Broncos in no hurry to let Marshall go | VailDaily.com

Broncos in no hurry to let Marshall go

Mike Klis
The Denver Post
Denver, CO Colorado

DENVER, CO Colorado –Brandon Marshall can huff and he can puff. But can he blow his way through the Broncos’ control and follow Jay Cutler out the Dove Valley doors?

There are no indications the Broncos will treat the holdout of Marshall, a wide receiver who wants more money, as they did Cutler, a quarterback who refused to play for new head coach Josh McDaniels.

Marshall is dissatisfied with his contract, which is to end after he draws a $2.198 million salary this year. To further demonstrate his position, Marshall skipped three weeks of the team’s “voluntary” passing camp, then all three mandatory minicamp sessions last weekend.

Following the mandatory session Friday morning, Marshall was granted a private audience with Broncos owner Pat Bowlen.

Extras

* Browse a slide show of images from Brandon Marshall’s career.

* Browse a video of other Broncos players at minicamp reflecting on Brandon Marshall’s absence.

Marshall carried packed boxes to his car following his meeting before driving away without comment. A KOA radio report Monday said Marshall told Bowlen, “I think I’d like to be traded.”

Think? Did he or did he not demand to be traded?

“I think that would be putting it too strong,” said an NFL source with knowledge of the situation.

By skipping the mandatory minicamp, the Broncos have the right to dock their receiver $35,329 in fines and seek repayment of the signing bonus he received in 2006. Marshall would face additional fines if his holdout continues into training camp, and he would have to repay another $78,750 of his signing bonus if he holds out through Aug. 12.

Perhaps more significant, Marshall could risk forfeiting his fourth season of service – which in turn would put him another year away from un-restricted free agency – if he doesn’t report by Aug. 12.

A case can be made Marshall is underpaid. Then again, Marshall could consider those penalties walking-around money compared with general parameters of a contract he may be seeking. The league had 26 receivers who made at least $5 million in salary and prorated bonuses in 2008. Marshall had 206 catches the past two seasons, second only to Wes Welker’s 223.
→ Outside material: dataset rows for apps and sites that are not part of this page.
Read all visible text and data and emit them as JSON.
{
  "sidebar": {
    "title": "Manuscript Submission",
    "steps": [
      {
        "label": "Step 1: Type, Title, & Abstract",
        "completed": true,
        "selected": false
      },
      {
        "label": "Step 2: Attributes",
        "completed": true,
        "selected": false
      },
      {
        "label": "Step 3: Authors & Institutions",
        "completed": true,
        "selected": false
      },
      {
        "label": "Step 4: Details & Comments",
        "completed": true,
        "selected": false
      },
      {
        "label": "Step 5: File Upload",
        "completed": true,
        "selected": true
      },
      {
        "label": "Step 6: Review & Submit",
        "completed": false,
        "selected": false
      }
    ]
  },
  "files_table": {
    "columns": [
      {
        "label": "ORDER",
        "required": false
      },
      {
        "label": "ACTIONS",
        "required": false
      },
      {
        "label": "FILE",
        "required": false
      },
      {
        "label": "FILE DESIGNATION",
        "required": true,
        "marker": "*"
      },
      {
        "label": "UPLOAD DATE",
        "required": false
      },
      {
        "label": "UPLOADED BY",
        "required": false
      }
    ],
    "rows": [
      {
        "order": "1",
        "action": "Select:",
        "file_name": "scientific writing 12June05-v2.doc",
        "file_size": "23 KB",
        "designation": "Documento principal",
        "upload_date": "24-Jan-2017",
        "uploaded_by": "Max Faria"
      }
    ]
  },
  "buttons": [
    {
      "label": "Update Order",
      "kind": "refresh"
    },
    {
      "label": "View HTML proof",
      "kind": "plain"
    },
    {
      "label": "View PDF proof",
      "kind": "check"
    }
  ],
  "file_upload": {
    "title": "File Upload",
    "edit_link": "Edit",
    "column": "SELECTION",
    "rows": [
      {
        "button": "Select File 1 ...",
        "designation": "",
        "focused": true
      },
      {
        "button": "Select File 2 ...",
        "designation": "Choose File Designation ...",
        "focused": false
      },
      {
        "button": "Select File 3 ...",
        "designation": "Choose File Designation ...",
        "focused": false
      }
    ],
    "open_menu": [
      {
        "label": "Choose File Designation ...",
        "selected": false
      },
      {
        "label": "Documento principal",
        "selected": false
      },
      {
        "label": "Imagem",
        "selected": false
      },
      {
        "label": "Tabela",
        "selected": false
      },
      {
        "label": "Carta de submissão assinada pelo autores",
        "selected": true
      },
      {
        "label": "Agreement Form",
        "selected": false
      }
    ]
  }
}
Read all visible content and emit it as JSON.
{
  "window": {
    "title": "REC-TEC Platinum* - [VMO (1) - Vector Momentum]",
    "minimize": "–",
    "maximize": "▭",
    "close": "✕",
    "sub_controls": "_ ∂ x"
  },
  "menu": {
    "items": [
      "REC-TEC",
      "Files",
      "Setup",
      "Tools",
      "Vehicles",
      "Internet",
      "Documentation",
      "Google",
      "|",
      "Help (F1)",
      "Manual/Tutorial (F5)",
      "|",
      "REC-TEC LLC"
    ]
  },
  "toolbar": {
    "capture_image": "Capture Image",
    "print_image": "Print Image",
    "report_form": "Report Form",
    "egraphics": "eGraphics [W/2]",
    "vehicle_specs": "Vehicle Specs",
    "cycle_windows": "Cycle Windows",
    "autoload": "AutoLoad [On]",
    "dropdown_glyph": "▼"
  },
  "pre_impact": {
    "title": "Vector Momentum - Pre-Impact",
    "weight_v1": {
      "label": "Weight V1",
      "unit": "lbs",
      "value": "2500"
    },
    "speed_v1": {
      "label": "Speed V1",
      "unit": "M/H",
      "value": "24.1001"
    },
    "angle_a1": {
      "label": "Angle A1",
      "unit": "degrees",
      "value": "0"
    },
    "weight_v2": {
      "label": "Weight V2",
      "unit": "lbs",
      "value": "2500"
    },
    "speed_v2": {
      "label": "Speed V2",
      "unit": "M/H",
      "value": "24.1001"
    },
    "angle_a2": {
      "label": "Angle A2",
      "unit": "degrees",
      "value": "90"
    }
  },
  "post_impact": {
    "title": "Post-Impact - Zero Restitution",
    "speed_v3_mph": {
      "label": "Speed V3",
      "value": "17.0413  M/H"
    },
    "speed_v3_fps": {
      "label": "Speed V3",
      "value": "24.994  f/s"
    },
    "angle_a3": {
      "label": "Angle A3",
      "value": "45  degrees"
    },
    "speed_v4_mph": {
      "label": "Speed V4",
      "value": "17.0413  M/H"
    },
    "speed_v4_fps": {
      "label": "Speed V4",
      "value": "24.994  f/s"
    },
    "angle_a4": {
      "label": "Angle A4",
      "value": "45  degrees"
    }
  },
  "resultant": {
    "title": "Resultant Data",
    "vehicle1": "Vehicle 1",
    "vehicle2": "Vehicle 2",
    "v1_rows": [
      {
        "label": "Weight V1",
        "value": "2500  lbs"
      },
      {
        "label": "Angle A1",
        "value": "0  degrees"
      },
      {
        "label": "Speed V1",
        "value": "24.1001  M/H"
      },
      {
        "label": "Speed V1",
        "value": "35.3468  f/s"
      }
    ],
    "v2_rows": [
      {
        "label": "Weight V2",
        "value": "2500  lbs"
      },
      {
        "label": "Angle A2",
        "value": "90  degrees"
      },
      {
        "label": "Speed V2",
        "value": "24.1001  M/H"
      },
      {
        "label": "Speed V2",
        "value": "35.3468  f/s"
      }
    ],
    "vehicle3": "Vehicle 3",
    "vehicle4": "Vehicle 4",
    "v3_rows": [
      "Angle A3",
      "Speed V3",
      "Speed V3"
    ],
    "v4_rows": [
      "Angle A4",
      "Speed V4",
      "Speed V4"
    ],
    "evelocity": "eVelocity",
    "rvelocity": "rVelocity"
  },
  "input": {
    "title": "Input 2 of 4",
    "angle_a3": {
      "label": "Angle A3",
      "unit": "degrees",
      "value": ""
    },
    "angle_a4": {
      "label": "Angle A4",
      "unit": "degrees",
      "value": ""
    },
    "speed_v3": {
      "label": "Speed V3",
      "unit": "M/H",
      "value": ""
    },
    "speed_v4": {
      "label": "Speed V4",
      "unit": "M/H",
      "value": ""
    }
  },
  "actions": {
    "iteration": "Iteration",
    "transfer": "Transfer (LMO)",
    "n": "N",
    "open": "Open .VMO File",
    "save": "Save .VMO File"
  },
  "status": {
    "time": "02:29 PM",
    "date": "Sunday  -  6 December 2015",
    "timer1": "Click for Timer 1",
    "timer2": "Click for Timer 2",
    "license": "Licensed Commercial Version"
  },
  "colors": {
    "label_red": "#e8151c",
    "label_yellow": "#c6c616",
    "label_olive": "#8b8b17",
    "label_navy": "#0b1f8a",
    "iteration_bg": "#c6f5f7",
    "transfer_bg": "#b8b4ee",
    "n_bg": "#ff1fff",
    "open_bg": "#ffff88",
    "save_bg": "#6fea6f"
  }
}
As much as salary, Marshall wants a long-term deal knowing the Broncos could keep him on a one-year deal as a restricted free agent next year, and as a franchised unrestricted free agent in 2011 and 2012.

The Broncos appear intent on waiting Marshall out. Trading him would seem to be a dicey option. For starters, several other disgruntled NFL receivers who have more proven track records – Arizona’s Anquan Boldin, Cincinnati’s Chad Johnson and Green Bay’s Donald Driver – have let it be known they are unhappy with their contracts. All are still with their respective teams.

Then there’s Plaxico Burress, who in five fewer games than Marshall the past two seasons, has caught three more touchdown passes (16 to 13). Burress accidentally shot himself in the thigh last season, an incident that led to still-pending charges and his release from the Giants. He remains unsigned.

Marshall has a lengthy legal rap sheet, including a misdemeanor battery charge that is pending in an Atlanta court. He is recovering from an injured hip that wasn’t surgically repaired until April 1.

Kennard McGuire, Marshall’s agent, said Sunday he has been having ongoing dialogue with McDaniels.

Mike Klis: 303-954-1055 or mklis@denverpost.com